* Records to use:

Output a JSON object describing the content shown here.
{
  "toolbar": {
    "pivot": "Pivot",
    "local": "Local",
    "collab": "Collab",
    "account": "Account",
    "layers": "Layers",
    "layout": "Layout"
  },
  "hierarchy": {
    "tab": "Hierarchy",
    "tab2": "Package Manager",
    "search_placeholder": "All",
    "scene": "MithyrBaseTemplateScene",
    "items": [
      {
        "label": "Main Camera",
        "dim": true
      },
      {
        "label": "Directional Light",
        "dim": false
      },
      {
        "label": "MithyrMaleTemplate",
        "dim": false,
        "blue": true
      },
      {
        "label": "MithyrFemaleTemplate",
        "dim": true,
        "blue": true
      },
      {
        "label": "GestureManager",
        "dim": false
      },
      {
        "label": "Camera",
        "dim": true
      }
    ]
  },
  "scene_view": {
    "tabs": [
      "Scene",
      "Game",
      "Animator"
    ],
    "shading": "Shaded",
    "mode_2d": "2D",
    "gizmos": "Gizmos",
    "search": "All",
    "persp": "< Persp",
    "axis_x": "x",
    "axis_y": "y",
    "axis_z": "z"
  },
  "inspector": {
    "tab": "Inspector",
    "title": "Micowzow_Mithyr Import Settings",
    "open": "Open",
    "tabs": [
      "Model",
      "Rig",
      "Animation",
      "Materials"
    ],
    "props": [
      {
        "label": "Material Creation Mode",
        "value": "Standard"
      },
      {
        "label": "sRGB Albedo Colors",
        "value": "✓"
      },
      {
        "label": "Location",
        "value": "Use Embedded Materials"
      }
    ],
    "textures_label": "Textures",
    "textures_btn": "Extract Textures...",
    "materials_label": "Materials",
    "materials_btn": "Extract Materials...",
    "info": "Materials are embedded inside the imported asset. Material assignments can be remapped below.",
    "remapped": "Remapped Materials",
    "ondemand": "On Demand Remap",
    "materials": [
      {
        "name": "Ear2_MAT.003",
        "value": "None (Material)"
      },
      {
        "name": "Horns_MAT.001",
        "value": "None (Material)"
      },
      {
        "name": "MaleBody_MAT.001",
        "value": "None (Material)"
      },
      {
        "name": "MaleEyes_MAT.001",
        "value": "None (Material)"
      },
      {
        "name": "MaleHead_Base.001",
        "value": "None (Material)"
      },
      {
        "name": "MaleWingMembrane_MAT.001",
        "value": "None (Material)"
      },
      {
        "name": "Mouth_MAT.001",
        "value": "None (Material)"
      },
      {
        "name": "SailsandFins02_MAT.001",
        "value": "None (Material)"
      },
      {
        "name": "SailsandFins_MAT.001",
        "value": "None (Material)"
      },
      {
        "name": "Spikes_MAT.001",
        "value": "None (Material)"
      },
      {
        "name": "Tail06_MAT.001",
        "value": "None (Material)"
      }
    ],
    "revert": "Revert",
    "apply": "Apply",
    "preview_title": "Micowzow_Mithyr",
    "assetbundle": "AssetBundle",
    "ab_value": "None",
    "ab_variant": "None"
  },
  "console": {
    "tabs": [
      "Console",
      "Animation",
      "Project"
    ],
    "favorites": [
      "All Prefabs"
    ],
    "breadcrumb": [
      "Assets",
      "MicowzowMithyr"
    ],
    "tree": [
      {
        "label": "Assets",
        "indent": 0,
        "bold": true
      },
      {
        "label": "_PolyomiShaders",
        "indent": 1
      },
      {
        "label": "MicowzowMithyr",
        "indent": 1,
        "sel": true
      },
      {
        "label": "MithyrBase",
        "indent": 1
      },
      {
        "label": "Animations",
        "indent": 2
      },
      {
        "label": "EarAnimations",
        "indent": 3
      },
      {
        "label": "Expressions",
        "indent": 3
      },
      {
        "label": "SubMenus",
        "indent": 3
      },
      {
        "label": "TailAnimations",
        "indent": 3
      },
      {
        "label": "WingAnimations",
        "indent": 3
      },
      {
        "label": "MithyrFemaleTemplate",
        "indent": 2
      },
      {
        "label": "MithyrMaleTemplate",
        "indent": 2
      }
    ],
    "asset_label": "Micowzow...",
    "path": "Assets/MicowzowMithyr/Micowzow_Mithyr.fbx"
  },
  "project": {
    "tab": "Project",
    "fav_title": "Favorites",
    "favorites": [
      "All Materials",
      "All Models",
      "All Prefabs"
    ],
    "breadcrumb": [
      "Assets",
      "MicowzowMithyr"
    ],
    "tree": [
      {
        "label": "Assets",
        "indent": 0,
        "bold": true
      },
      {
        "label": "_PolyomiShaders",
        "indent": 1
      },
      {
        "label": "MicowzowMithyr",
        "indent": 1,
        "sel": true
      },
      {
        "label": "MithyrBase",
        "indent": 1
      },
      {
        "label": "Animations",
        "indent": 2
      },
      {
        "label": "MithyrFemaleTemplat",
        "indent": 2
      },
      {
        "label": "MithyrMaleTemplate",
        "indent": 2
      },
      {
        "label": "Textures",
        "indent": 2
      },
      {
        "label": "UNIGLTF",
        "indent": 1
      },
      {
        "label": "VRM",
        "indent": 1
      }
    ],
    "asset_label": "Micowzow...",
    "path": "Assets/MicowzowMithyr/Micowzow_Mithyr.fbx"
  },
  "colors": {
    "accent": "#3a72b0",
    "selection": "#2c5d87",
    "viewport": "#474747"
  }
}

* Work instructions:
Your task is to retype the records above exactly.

* Answer for this exercise:
Output a JSON object describing the content shown here.
{
  "toolbar": {
    "pivot": "Pivot",
    "local": "Local",
    "collab": "Collab",
    "account": "Account",
    "layers": "Layers",
    "layout": "Layout"
  },
  "hierarchy": {
    "tab": "Hierarchy",
    "tab2": "Package Manager",
    "search_placeholder": "All",
    "scene": "MithyrBaseTemplateScene",
    "items": [
      {
        "label": "Main Camera",
        "dim": true
      },
      {
        "label": "Directional Light",
        "dim": false
      },
      {
        "label": "MithyrMaleTemplate",
        "dim": false,
        "blue": true
      },
      {
        "label": "MithyrFemaleTemplate",
        "dim": true,
        "blue": true
      },
      {
        "label": "GestureManager",
        "dim": false
      },
      {
        "label": "Camera",
        "dim": true
      }
    ]
  },
  "scene_view": {
    "tabs": [
      "Scene",
      "Game",
      "Animator"
    ],
    "shading": "Shaded",
    "mode_2d": "2D",
    "gizmos": "Gizmos",
    "search": "All",
    "persp": "< Persp",
    "axis_x": "x",
    "axis_y": "y",
    "axis_z": "z"
  },
  "inspector": {
    "tab": "Inspector",
    "title": "Micowzow_Mithyr Import Settings",
    "open": "Open",
    "tabs": [
      "Model",
      "Rig",
      "Animation",
      "Materials"
    ],
    "props": [
      {
        "label": "Material Creation Mode",
        "value": "Standard"
      },
      {
        "label": "sRGB Albedo Colors",
        "value": "✓"
      },
      {
        "label": "Location",
        "value": "Use Embedded Materials"
      }
    ],
    "textures_label": "Textures",
    "textures_btn": "Extract Textures...",
    "materials_label": "Materials",
    "materials_btn": "Extract Materials...",
    "info": "Materials are embedded inside the imported asset. Material assignments can be remapped below.",
    "remapped": "Remapped Materials",
    "ondemand": "On Demand Remap",
    "materials": [
      {
        "name": "Ear2_MAT.003",
        "value": "None (Material)"
      },
      {
        "name": "Horns_MAT.001",
        "value": "None (Material)"
      },
      {
        "name": "MaleBody_MAT.001",
        "value": "None (Material)"
      },
      {
        "name": "MaleEyes_MAT.001",
        "value": "None (Material)"
      },
      {
        "name": "MaleHead_Base.001",
        "value": "None (Material)"
      },
      {
        "name": "MaleWingMembrane_MAT.001",
        "value": "None (Material)"
      },
      {
        "name": "Mouth_MAT.001",
        "value": "None (Material)"
      },
      {
        "name": "SailsandFins02_MAT.001",
        "value": "None (Material)"
      },
      {
        "name": "SailsandFins_MAT.001",
        "value": "None (Material)"
      },
      {
        "name": "Spikes_MAT.001",
        "value": "None (Material)"
      },
      {
        "name": "Tail06_MAT.001",
        "value": "None (Material)"
      }
    ],
    "revert": "Revert",
    "apply": "Apply",
    "preview_title": "Micowzow_Mithyr",
    "assetbundle": "AssetBundle",
    "ab_value": "None",
    "ab_variant": "None"
  },
  "console": {
    "tabs": [
      "Console",
      "Animation",
      "Project"
    ],
    "favorites": [
      "All Prefabs"
    ],
    "breadcrumb": [
      "Assets",
      "MicowzowMithyr"
    ],
    "tree": [
      {
        "label": "Assets",
        "indent": 0,
        "bold": true
      },
      {
        "label": "_PolyomiShaders",
        "indent": 1
      },
      {
        "label": "MicowzowMithyr",
        "indent": 1,
        "sel": true
      },
      {
        "label": "MithyrBase",
        "indent": 1
      },
      {
        "label": "Animations",
        "indent": 2
      },
      {
        "label": "EarAnimations",
        "indent": 3
      },
      {
        "label": "Expressions",
        "indent": 3
      },
      {
        "label": "SubMenus",
        "indent": 3
      },
      {
        "label": "TailAnimations",
        "indent": 3
      },
      {
        "label": "WingAnimations",
        "indent": 3
      },
      {
        "label": "MithyrFemaleTemplate",
        "indent": 2
      },
      {
        "label": "MithyrMaleTemplate",
        "indent": 2
      }
    ],
    "asset_label": "Micowzow...",
    "path": "Assets/MicowzowMithyr/Micowzow_Mithyr.fbx"
  },
  "project": {
    "tab": "Project",
    "fav_title": "Favorites",
    "favorites": [
      "All Materials",
      "All Models",
      "All Prefabs"
    ],
    "breadcrumb": [
      "Assets",
      "MicowzowMithyr"
    ],
    "tree": [
      {
        "label": "Assets",
        "indent": 0,
        "bold": true
      },
      {
        "label": "_PolyomiShaders",
        "indent": 1
      },
      {
        "label": "MicowzowMithyr",
        "indent": 1,
        "sel": true
      },
      {
        "label": "MithyrBase",
        "indent": 1
      },
      {
        "label": "Animations",
        "indent": 2
      },
      {
        "label": "MithyrFemaleTemplat",
        "indent": 2
      },
      {
        "label": "MithyrMaleTemplate",
        "indent": 2
      },
      {
        "label": "Textures",
        "indent": 2
      },
      {
        "label": "UNIGLTF",
        "indent": 1
      },
      {
        "label": "VRM",
        "indent": 1
      }
    ],
    "asset_label": "Micowzow...",
    "path": "Assets/MicowzowMithyr/Micowzow_Mithyr.fbx"
  },
  "colors": {
    "accent": "#3a72b0",
    "selection": "#2c5d87",
    "viewport": "#474747"
  }
}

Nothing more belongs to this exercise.